  • Selenium strengthens the body's immunity (contributes to the formation of white blood cells, interferon and macrophages, antibodies and killer cells). It does not allow evil viruses, including the AIDS virus, to escape from cells and begin to sow death and destruction. When the content of selenium decreases in our cells – and it always happens with age – our immune system gets frustrated, and we are more prone to infections, cancer and heart diseases.
  • It is a very strong antioxidant (it prevents the development of tumor processes and prevents the aging process, activates vitamin E, and neutralizes and removes foreign substances from the body). Vitamins, flavonoids, coenzymes cannot replace selenium.

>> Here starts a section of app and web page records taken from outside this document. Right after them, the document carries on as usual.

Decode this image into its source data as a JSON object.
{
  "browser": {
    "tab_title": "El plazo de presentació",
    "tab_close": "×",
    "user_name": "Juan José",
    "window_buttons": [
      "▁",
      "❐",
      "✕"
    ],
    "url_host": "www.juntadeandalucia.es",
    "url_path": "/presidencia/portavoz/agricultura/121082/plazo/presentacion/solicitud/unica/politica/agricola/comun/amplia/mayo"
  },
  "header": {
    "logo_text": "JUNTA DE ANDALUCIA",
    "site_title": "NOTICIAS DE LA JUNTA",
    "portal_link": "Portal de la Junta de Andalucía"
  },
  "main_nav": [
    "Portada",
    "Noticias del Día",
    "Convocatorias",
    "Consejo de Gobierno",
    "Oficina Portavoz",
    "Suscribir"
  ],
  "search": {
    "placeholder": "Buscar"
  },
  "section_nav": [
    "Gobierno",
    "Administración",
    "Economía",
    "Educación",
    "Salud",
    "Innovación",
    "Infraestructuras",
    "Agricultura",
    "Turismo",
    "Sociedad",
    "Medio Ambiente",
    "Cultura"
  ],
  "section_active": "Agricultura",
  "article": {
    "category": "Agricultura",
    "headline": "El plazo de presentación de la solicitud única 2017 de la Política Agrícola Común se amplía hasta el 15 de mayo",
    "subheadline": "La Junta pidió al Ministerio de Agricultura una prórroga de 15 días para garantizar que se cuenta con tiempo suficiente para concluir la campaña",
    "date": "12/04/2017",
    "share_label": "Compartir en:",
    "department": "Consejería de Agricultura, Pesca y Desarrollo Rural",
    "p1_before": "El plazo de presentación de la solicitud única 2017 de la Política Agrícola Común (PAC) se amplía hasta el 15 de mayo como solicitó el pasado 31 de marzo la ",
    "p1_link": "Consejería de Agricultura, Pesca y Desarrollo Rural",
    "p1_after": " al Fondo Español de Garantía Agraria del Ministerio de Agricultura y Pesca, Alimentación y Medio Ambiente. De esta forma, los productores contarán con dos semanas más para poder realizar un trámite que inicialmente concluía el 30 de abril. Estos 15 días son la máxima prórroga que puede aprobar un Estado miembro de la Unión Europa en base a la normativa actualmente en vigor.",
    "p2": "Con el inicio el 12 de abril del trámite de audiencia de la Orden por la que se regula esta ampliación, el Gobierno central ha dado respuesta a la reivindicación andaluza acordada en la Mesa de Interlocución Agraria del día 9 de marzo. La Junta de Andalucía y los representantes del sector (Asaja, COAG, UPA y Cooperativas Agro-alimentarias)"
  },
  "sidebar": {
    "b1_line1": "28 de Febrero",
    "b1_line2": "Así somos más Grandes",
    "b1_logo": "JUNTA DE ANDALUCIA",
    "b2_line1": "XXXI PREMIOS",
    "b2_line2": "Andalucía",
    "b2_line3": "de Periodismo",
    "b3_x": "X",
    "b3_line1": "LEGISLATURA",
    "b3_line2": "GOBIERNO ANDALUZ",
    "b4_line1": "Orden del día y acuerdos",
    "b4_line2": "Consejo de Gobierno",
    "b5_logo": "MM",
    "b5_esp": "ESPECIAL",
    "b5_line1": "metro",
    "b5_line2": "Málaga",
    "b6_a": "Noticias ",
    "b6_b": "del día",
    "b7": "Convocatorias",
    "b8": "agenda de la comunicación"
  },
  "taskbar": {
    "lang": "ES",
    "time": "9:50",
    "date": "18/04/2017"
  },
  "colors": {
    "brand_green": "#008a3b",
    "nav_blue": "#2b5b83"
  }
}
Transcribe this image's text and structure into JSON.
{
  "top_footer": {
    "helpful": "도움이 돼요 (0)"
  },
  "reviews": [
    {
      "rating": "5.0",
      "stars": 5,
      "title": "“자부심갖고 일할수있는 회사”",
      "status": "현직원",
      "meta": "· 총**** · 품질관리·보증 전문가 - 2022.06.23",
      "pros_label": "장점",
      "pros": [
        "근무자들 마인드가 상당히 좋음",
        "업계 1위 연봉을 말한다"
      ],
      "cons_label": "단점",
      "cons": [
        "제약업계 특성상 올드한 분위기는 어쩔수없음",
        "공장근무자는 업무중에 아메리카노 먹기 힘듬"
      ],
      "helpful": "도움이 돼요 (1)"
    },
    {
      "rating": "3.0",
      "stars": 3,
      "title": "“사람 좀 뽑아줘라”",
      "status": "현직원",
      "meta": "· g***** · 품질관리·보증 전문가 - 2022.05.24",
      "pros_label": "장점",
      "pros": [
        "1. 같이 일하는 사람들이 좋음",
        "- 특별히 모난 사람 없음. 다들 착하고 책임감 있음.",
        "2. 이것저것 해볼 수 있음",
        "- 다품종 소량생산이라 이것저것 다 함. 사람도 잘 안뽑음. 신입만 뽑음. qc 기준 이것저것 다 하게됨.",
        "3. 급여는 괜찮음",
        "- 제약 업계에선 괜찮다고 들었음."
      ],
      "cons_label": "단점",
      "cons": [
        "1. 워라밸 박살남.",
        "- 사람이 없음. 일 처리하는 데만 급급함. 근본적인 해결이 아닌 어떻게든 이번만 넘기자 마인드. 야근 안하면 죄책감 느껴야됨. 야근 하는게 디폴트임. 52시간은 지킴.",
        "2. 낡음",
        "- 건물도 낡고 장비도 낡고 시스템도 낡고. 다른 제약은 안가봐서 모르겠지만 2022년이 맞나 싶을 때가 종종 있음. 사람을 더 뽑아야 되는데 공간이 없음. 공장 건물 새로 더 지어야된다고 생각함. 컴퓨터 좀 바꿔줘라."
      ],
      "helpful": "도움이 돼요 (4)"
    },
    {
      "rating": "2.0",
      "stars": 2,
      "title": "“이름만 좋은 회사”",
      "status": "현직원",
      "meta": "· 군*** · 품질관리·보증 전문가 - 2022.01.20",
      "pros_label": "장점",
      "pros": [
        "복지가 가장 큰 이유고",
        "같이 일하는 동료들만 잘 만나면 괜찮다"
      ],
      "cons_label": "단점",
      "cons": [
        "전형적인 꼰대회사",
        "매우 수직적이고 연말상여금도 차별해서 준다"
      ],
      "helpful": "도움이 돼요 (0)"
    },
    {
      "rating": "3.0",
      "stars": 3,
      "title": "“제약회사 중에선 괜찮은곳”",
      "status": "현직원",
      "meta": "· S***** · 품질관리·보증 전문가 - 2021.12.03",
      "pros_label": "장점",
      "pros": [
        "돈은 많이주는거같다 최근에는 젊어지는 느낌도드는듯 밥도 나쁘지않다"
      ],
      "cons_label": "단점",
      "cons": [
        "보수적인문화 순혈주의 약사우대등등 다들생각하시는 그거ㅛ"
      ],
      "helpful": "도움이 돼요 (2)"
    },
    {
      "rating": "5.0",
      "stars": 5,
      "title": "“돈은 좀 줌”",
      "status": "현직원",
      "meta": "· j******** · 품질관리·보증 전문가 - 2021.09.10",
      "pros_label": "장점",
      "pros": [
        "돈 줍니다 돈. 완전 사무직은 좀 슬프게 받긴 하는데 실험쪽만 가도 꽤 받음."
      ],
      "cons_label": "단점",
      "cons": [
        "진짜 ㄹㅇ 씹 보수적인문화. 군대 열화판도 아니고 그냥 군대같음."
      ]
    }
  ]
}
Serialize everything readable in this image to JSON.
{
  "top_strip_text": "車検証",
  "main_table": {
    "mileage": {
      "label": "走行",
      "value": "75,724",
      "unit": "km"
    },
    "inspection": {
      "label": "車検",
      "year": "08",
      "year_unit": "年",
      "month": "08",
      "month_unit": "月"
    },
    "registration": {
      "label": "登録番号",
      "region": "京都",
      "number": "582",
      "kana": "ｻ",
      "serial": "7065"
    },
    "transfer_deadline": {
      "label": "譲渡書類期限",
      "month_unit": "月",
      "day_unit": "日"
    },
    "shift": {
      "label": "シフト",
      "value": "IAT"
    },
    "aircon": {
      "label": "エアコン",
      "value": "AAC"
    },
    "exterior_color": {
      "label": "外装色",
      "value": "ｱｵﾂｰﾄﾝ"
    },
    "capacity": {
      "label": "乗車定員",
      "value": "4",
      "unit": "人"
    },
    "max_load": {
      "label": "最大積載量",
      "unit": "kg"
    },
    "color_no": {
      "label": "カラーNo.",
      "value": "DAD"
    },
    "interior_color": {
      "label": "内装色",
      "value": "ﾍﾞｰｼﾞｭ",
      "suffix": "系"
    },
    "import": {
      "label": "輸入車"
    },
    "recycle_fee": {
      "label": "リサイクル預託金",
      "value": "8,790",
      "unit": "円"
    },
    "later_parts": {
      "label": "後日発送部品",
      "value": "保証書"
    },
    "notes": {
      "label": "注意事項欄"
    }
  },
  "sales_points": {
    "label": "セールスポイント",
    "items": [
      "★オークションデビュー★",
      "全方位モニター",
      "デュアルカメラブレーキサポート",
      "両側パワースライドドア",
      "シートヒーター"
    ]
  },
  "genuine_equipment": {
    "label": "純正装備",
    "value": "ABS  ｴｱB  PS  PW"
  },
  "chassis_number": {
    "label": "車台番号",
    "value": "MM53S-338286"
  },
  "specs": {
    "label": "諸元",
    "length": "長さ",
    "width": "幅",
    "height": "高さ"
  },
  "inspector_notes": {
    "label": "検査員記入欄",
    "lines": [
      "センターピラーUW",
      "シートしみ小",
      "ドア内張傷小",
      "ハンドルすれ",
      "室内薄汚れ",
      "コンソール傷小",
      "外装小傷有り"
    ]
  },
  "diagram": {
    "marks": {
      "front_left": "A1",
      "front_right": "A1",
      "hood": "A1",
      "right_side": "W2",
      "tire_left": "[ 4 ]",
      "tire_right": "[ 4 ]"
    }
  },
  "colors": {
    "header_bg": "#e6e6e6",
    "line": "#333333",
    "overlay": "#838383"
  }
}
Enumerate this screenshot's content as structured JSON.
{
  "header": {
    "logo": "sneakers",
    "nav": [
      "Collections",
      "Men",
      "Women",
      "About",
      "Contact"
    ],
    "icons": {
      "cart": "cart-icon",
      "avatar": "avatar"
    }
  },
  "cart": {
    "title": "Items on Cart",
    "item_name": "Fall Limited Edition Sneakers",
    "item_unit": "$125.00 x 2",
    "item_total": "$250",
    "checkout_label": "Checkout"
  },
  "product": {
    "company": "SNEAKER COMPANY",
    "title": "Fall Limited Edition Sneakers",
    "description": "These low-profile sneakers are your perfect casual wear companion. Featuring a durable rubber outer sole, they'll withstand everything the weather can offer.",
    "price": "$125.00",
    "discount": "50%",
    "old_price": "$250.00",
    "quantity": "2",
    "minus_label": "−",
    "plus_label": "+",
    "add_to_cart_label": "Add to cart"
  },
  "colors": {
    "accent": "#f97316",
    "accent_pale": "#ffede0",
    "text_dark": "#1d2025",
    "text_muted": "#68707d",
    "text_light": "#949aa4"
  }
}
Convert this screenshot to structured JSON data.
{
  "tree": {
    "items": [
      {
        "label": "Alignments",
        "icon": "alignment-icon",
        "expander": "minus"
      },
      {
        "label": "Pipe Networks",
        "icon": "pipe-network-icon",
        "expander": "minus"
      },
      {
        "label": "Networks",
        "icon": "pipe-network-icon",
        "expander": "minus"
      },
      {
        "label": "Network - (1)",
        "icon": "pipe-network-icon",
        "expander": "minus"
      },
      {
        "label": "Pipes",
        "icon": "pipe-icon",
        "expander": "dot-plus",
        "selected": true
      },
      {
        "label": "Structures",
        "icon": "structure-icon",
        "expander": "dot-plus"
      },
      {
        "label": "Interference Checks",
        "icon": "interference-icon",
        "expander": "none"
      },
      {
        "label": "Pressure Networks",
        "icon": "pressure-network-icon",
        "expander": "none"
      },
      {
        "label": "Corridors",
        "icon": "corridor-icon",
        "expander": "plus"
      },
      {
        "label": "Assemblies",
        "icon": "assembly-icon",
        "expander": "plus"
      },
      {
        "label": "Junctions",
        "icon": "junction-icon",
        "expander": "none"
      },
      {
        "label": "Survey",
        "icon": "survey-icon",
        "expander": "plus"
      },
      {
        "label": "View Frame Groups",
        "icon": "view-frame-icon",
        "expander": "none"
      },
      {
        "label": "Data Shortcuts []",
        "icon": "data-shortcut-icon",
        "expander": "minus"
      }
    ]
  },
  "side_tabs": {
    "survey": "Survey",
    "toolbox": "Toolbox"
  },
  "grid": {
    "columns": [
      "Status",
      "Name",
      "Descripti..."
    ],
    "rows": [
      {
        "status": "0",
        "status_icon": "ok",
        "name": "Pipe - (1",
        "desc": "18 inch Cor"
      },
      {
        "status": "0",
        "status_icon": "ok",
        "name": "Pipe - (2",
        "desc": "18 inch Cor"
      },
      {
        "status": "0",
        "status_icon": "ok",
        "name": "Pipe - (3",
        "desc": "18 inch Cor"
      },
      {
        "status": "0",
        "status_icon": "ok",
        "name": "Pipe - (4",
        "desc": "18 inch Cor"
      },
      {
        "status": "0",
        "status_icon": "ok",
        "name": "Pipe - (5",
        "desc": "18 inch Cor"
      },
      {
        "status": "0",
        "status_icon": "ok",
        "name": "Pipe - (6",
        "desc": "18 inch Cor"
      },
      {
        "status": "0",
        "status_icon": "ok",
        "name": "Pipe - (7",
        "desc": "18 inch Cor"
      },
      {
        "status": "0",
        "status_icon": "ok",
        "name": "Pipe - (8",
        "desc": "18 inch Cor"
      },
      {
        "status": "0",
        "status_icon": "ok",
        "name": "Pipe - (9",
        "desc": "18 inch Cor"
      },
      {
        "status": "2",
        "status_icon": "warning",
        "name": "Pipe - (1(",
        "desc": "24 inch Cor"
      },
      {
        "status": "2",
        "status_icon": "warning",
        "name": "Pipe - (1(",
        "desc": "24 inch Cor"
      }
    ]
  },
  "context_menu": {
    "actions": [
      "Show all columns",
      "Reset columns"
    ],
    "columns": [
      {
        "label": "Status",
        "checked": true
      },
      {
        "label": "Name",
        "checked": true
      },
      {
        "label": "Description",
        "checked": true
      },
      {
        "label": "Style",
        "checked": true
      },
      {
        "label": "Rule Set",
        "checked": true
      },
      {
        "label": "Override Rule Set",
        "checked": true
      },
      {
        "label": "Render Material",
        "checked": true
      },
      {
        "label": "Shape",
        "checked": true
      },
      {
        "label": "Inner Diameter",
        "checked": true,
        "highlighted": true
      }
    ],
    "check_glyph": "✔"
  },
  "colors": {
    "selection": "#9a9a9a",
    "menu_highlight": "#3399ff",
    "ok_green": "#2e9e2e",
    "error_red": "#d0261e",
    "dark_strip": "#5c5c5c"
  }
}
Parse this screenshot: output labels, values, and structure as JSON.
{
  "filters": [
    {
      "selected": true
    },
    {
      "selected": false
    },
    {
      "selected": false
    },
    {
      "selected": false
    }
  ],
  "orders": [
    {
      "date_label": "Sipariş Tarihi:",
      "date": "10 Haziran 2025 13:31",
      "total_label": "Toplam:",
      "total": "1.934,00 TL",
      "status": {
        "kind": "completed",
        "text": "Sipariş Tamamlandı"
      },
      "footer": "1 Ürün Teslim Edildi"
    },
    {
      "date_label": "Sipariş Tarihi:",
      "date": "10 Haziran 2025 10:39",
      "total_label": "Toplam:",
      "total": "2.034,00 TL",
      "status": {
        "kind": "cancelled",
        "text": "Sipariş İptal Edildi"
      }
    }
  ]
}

  • Selenium not only has its own antioxidant effect, but it is also an important building block in the creation of glutathione peroxidase, one of the most important enzymes in our body that neutralizes the most dangerous and aggressive free radicals, especially those that attack fat molecules, literally turning them into rancid. Other antioxidants cannot cope with this.
  • Since glutathione peroxidase has anti-inflammatory attributes, selenium has a beneficial effect on rheumatoid arthritis, osteoarthritis, asthma and other diseases, such as colitis and psoriasis.
  • Selenium reduces the risk of developing cardiovascular diseases (it interferes with muscular dystrophy of the heart, activates hemoglobin synthesis, neutralizes toxins, takes part in the formation of coenzyme Q10 and erythrocytes). Deficiency of selenium increases the risk of coronary heart disease by 70%.
  • It is an effective antitumor factor (inhibits, and sometimes stops the formation of malignant tumors).
  • It promotes the regulation of the endocrine system. Important for the function of the thyroid gland, because it depends on the enzyme, which activates the main thyroid hormone. Deficiency of selenium can lead to a slow metabolism and even obesity, and the effect of thyroid-replacement therapy may be incomplete.
  • Selenium protects against poisoning by lead, cadmium, mercury, tobacco smoke and exhaust gases. It prevents destruction and necrosis of the liver, contributing to the removal of heavy metals from the body. Allergic diseases and the risk of developing bronchial asthma are closely related to the exchange of selenium.
  • It promotes stimulation of reproductive function (it is a part of spermatozoa). The lack of selenium leads to male infertility and weak labor activity among women.
  • Selenium also normalizes the work of the nervous system.
  • It has a beneficial effect on the condition of nails, hair and skin.

 Enough intake of selenium prolongs the youth of the human body and improves the quality of life!